The Santa Barbara City Council on Tuesday narrowly approved intersection improvements for Figueroa and De la Vina streets that will be funded largely by a federal Highway Safety Improvement Program grant.
The council voted 4-3 to accept the grant and award a $271,443 contract to Lash Construction, which was the lowest bidder
Scroll to the bottom to see the intersection plan.
The company currently is working on the Carrillo and Anacapa streets intersection.
Pedestrians can walk one block in either direction to cross at an intersection with a traffic signal, Rowse said.
Traffic engineer Derek Bailey said that De la Vina Street is a major artery into the downtown area, and staff planned these improvements to make it safer for pedestrians but not impede traffic.
Construction crews will start installing curb extensions and safety lighting poles in April, and will keep at least one lane open at all times on De la Vina.
The total cost will be $398,161, with the federal grant covering $326,300 of construction costs.
The intersection’s crash history has made city leaders and staff examine some changes to the intersection. However, Bailey said, “the crashes that led us to this point won’t be prevented by the curb extensions.”
Two-thirds of the pedestrian-vehicle crashes are on the “downstream” southbound side of the street.
Since De la Vina is a one-way street, drivers on Figueroa Street often only look “upstream” when crossing and then hit pedestrians, Bailey said.

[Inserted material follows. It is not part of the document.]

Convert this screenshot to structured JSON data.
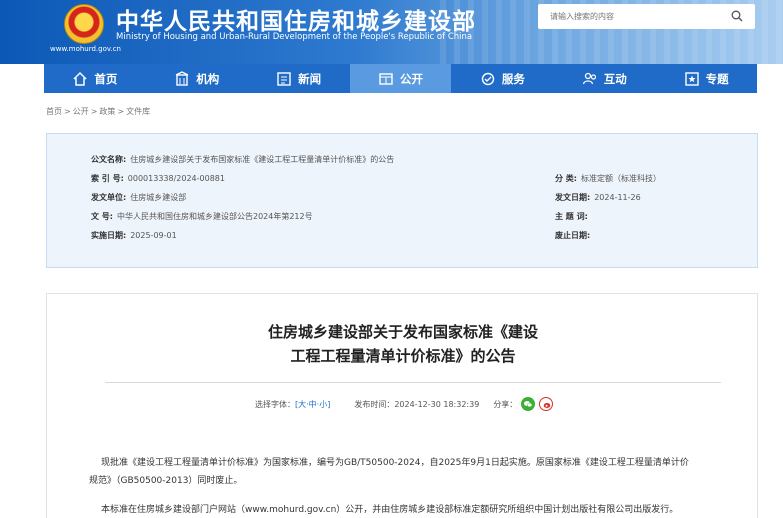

The other third are caused by drivers hitting pedestrians directly in front of them, who they don’t’ see because they’re only looking toward oncoming traffic.
The crosswalks will not be marked at the intersection even after the improvements are installed so pedestrians aren’t given a false sense of security, Bailey said. The goal of the extensions is to make pedestrians more visible and give them better views as they prepare to cross the busy downtown streets.
The council also approved the purchase of two electric Trikkes for police patrol officers and beat coordinators, using $8,000 in donations from the Santa Barbara Police Foundation, and a police canine using $24,700 from the Police K-9 Unit Trust Fund.
The money to Mission Canines — which the city has used in the past — will also pay for related equipment and training, according to the city staff report.
Rowse did ask police to find a better name than Trikkes for their newest patrol vehicle.
“It doesn’t sound very intimidating,” he said.